With the ongoing news of Trump’s economic moves against Turkey, one thing that stood out was that all this financial “co-operation” so often read like war by other means.  The author plays up to this, of course, taking his title from Thucydides’ account of the Peloponnesian War.  It was a bit depressing to read about the open anger and plans to “punish” countries as an example to others.  I know these are generalisations and there are factions and factions within the EU and within national governments.  Varoufakis is very much on one side of the argument and I kept thinking that it would be interesting to read a book from the other point of view; but perhaps it wouldn’t.  Varoufakis is a very, very good writer.

The Inheritance of Rome by Chris Wickham

61blm-ko2bzl-_sx325_bo1204203200_There’s sometimes a bit of a paradox as you look closer and closer into an event or period in history.  The end of the Roman empire can a great example of this – classically it was thought that the empire (and indeed civilization) came to a crashing halt under waves of barbarian invasions, but as historians have looked more closely at the years, decades and even centuries after they see all sorts of continuity.  Often the same type of people were running things, often using the same methods.  People living through these world changing events may not have realized they were quite so defining.  Yet living standards did fall, economically things declined, the quality of items found by archaeologists drops.  How do you trace a middle path that can account for both sides of the argument?

For Chris Wickham, you do it very carefully.  In this book Wickham tries to summarize european history between 400 and 1000 A.D. (including the Byzantines and Islam) while constantly stressing that there is no overarching story or end point.  At times this begs the question, why put it all together in one book?  But Wickham does piece together certain themes throughout the book – the influence of Rome on these successor states and how they continued or broke away from the old ways of doing things.

Despite all the ambiguity, Wickham seems authoritative (on Latin Christendom at least).  The range of anecdotes, analysis and information is breathtaking; and where there is nothing to go on, Wickham is explaining that as well.  The painstakingly precise style means that it isn’t always an easy read, but it does feel worthwhile.  It may help that my podcast listening had recently taken me to Patrick Wyman‘s podcasts, and he stresses very similar continuities.

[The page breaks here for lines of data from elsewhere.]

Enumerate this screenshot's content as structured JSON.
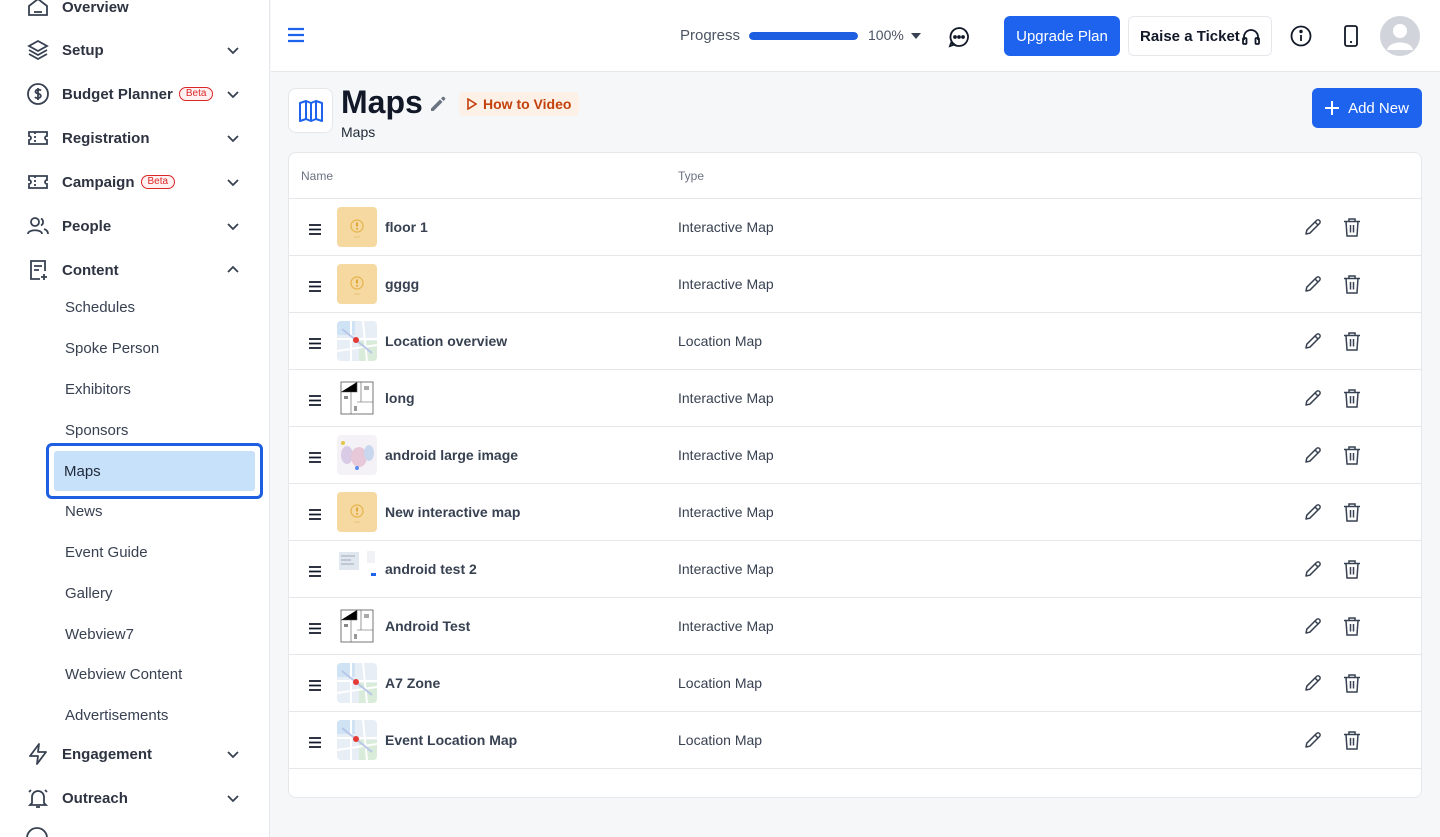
{
  "sidebar": {
    "items": [
      {
        "label": "Overview",
        "icon": "home-icon"
      },
      {
        "label": "Setup",
        "icon": "layers-icon"
      },
      {
        "label": "Budget Planner",
        "badge": "Beta",
        "icon": "dollar-circle-icon"
      },
      {
        "label": "Registration",
        "icon": "ticket-icon"
      },
      {
        "label": "Campaign",
        "badge": "Beta",
        "icon": "ticket-icon"
      },
      {
        "label": "People",
        "icon": "users-icon"
      },
      {
        "label": "Content",
        "icon": "document-plus-icon"
      },
      {
        "label": "Engagement",
        "icon": "bolt-icon"
      },
      {
        "label": "Outreach",
        "icon": "bell-icon"
      }
    ],
    "content_subitems": [
      "Schedules",
      "Spoke Person",
      "Exhibitors",
      "Sponsors",
      "Maps",
      "News",
      "Event Guide",
      "Gallery",
      "Webview7",
      "Webview Content",
      "Advertisements"
    ],
    "active_subitem": "Maps"
  },
  "topbar": {
    "progress_label": "Progress",
    "progress_value": "100%",
    "progress_fraction": 1.0,
    "upgrade_label": "Upgrade Plan",
    "ticket_label": "Raise a Ticket"
  },
  "page": {
    "title": "Maps",
    "subtitle": "Maps",
    "how_to_label": "How to Video",
    "add_new_label": "Add New"
  },
  "table": {
    "headers": [
      "Name",
      "Type"
    ],
    "rows": [
      {
        "name": "floor 1",
        "type": "Interactive Map",
        "thumb": "placeholder"
      },
      {
        "name": "gggg",
        "type": "Interactive Map",
        "thumb": "placeholder"
      },
      {
        "name": "Location overview",
        "type": "Location Map",
        "thumb": "street-map"
      },
      {
        "name": "long",
        "type": "Interactive Map",
        "thumb": "floor-plan"
      },
      {
        "name": "android large image",
        "type": "Interactive Map",
        "thumb": "blurry"
      },
      {
        "name": "New interactive map",
        "type": "Interactive Map",
        "thumb": "placeholder"
      },
      {
        "name": "android test 2",
        "type": "Interactive Map",
        "thumb": "screenshot"
      },
      {
        "name": "Android Test",
        "type": "Interactive Map",
        "thumb": "floor-plan"
      },
      {
        "name": "A7 Zone",
        "type": "Location Map",
        "thumb": "street-map"
      },
      {
        "name": "Event Location Map",
        "type": "Location Map",
        "thumb": "street-map"
      }
    ]
  },
  "colors": {
    "primary": "#1d63ed",
    "active_bg": "#c7e1fb",
    "beta": "#dc2626",
    "how_to_bg": "#fdf0e6"
  }
}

Perversely, the sheer scale and depth of the book actually helps.  A look into the political procedures of one kingdom might be dry and difficult to follow; but repeated over multiple kingdoms, regions and cultures it starts to become understandable.  This comparison seems to justify Wickham’s scope for the book:  Why include Islamic empires?  Why even include outlying regions of Europe like Ireland or Scandinavia?  Because these shine light on the successor kingdoms to Rome that could otherwise be the focus of a more conventional book.